I like the aristocratic atmosphere along the streets. You can see some gentlemen wearing traditional clothes – the highland dress – and listen to those melancholic sounds which come from the famous bagpipes. There’s a man who plays the instrument near the famous museums, and the funniest thing is that you can see the same bagpiper in all the pictures took in Scotland. I think all my friends who visited Edinburgh have at least one photo with that nice and elegant Sir on the back. When you hear that sound, you know: you are in Scotland. Life is good.
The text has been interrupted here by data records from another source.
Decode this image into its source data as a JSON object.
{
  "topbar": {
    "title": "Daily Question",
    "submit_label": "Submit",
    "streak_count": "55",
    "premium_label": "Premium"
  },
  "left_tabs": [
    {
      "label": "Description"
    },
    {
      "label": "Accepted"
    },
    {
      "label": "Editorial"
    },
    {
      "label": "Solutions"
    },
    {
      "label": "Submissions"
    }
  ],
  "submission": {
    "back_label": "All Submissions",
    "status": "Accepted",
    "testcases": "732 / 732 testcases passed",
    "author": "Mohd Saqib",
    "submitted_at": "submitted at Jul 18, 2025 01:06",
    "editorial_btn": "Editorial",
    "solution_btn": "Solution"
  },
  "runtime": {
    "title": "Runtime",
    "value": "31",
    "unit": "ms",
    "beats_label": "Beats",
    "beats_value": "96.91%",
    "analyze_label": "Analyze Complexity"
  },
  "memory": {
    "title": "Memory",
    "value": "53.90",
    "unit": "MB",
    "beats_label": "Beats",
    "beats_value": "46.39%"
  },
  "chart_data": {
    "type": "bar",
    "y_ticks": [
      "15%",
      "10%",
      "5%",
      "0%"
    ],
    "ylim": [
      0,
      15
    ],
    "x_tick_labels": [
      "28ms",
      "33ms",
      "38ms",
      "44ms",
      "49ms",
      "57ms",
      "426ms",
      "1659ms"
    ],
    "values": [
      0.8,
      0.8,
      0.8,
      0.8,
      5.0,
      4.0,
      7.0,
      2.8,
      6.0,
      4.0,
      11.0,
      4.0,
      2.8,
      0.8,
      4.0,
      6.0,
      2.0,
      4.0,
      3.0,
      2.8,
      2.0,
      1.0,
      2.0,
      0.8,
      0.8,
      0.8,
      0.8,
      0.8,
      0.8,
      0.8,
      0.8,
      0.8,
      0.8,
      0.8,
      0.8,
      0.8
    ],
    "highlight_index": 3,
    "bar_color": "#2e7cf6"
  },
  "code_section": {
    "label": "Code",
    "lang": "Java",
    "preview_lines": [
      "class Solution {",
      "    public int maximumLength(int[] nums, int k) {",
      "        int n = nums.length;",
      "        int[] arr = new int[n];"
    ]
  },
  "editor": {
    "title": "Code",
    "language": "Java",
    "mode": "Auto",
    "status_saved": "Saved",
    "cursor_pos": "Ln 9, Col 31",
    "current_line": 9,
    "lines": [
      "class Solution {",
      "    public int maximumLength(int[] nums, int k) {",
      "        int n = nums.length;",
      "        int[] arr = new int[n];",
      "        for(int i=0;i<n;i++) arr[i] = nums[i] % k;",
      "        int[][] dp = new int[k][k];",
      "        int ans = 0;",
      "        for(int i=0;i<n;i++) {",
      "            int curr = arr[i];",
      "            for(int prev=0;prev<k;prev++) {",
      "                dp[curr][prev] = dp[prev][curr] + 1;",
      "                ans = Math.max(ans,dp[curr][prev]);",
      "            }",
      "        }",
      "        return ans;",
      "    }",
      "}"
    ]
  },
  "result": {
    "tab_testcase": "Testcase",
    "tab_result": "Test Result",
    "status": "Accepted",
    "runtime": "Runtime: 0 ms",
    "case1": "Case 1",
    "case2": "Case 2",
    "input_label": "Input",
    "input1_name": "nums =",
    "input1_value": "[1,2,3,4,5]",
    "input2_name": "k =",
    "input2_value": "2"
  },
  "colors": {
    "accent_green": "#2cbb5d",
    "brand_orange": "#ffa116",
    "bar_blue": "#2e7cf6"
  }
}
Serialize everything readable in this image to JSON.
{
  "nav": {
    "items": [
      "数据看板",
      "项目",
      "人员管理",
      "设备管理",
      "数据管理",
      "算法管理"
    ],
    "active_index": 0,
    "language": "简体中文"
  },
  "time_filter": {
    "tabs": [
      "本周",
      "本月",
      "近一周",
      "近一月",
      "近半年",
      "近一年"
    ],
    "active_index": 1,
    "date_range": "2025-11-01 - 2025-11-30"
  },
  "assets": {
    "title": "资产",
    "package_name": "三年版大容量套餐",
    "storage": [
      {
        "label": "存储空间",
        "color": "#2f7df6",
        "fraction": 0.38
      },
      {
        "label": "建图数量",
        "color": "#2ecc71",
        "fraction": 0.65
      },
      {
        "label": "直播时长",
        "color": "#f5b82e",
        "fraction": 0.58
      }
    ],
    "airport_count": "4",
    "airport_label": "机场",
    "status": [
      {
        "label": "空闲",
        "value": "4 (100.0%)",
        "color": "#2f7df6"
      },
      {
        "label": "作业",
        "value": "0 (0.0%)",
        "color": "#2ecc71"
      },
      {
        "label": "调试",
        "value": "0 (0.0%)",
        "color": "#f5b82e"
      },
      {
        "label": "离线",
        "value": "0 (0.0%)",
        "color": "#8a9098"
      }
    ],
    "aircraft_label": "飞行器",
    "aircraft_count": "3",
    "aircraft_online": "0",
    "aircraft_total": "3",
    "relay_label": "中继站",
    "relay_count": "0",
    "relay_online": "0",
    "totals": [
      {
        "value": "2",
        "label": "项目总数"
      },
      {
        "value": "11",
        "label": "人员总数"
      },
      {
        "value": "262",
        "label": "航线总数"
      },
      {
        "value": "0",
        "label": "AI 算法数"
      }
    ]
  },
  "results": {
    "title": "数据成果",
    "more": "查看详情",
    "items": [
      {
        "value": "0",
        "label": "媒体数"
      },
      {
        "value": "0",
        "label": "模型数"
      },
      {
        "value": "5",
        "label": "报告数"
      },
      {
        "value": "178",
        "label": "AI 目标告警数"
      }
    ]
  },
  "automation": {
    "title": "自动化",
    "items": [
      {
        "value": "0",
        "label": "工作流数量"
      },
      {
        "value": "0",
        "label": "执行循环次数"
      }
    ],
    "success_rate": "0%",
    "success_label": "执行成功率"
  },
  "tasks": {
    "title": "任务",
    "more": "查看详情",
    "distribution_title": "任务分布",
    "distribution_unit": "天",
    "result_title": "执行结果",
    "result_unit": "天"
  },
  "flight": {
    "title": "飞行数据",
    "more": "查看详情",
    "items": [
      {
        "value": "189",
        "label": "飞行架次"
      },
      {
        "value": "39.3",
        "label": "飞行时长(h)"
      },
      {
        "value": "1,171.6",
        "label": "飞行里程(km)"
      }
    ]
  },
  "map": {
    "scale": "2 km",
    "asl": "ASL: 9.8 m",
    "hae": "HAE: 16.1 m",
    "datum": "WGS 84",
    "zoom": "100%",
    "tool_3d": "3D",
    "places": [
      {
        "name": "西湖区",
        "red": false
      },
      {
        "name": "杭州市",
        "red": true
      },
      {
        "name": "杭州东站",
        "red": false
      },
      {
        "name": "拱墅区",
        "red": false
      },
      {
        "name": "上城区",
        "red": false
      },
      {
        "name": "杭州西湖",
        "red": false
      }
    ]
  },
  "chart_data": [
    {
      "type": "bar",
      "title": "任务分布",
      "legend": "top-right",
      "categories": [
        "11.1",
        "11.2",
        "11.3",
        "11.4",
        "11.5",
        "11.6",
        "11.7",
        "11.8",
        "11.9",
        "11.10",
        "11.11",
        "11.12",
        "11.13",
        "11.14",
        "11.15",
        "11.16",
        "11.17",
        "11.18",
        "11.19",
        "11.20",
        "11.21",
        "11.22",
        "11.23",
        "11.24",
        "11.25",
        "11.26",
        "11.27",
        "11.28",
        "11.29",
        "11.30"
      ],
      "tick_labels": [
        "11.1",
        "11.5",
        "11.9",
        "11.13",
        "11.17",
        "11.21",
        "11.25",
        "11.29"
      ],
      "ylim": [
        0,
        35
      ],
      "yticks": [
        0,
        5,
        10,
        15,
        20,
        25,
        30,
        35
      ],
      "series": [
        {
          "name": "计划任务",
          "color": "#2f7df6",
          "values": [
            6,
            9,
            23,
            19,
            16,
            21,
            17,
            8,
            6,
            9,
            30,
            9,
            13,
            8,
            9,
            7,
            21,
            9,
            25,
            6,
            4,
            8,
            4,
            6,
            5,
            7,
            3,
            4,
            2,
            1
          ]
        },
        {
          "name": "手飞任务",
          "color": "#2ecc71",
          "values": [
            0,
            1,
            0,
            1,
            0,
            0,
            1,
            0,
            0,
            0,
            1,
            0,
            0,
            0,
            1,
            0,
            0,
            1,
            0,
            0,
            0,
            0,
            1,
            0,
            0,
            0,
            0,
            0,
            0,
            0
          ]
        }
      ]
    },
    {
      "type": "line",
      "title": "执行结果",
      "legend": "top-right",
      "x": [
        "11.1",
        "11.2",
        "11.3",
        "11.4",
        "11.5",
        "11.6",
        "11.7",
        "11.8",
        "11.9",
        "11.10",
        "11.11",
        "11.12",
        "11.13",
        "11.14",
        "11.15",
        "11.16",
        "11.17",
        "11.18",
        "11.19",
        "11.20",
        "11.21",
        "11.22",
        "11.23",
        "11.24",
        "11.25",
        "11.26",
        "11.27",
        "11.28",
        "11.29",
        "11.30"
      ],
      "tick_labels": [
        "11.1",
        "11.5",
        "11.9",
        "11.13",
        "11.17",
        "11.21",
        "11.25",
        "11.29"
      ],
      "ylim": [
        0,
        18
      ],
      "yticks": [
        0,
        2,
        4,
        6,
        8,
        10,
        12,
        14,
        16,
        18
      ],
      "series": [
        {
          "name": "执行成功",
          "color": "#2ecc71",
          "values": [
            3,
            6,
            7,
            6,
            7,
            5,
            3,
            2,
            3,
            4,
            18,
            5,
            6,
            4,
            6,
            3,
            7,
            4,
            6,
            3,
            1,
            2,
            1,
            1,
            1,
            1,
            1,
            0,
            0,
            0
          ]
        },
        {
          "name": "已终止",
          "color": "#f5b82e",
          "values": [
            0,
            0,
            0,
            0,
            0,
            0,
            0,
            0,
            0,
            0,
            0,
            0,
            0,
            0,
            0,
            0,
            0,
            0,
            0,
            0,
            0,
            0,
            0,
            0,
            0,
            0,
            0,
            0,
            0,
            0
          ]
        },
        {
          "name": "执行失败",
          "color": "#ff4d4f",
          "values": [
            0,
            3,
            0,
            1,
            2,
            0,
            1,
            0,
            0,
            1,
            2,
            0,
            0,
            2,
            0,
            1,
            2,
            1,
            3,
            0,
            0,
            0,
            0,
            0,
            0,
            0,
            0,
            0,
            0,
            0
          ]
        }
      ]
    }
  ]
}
There’s also something creepy about Edinburgh. The city is highly connected to ghosts, haunted places and similar kind of stuff. Due to its very old past, the place has a large number of historic building that contribute to a scary environment. I remember one night when I was walking around the called “old city centre”. It was cold, dark and a bit late – about 9 o’clock -, so the streets were almost empty. Apart from some pubs, all the shops were closed. The scenery was strange on the whole. Beautiful as a gothic movie, but frightening. When the bells rang… it’s spine-chilling. There are some ghost tours there (some of them in graveyards), but they seem too commercial and I couldn’t afford to pay for them. At the end of the day, I can assure that the act of strolling alone during the night plays the same role – scares you a lot.
Despite some sad feelings in the beginning, I had a wonderful time in Edinburgh. I wish I could live there for a while, perhaps one year, just to tell people that my place was one of the most charming European cities. I still had many countries to discover, but that one was more than a dream. It’s a pity that I couldn’t visit the countryside (the day trip to Loch Ness costs too many pounds), but I promised myself to go back one day. And I’m sure that I will. Wait for me, Scotland.